How to complete this task:
Look through the records below for the word "Переведенное". Report how many lines have it, and only that number.
====== Data records
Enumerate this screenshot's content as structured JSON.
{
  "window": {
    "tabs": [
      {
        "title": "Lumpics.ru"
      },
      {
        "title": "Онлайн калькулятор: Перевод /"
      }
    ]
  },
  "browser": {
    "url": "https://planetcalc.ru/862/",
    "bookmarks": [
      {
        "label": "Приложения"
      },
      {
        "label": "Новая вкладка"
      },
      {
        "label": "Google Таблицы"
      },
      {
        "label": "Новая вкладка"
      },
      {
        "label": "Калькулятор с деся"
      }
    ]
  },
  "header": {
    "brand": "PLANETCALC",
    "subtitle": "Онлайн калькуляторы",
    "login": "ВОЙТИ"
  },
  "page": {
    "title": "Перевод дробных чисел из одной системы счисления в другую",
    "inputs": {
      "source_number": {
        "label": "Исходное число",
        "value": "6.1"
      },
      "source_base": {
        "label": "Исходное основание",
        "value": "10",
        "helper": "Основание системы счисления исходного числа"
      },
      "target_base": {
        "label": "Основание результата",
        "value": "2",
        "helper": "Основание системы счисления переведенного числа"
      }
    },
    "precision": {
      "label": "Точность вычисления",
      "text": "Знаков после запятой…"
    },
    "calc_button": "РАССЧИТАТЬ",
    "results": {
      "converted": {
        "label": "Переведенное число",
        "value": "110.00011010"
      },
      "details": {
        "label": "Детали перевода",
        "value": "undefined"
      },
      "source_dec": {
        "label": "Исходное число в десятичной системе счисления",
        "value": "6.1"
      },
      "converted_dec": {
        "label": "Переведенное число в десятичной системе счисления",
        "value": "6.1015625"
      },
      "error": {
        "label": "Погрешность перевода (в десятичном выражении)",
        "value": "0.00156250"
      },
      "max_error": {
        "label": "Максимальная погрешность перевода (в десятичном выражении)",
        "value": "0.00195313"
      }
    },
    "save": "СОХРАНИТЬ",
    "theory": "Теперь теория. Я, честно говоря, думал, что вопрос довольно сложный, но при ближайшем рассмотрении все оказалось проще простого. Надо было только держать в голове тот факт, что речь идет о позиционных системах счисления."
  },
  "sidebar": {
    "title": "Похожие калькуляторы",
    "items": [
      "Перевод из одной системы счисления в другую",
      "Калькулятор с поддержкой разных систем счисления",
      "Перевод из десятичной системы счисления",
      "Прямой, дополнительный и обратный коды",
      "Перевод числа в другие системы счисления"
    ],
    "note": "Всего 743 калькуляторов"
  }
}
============
Response area:
2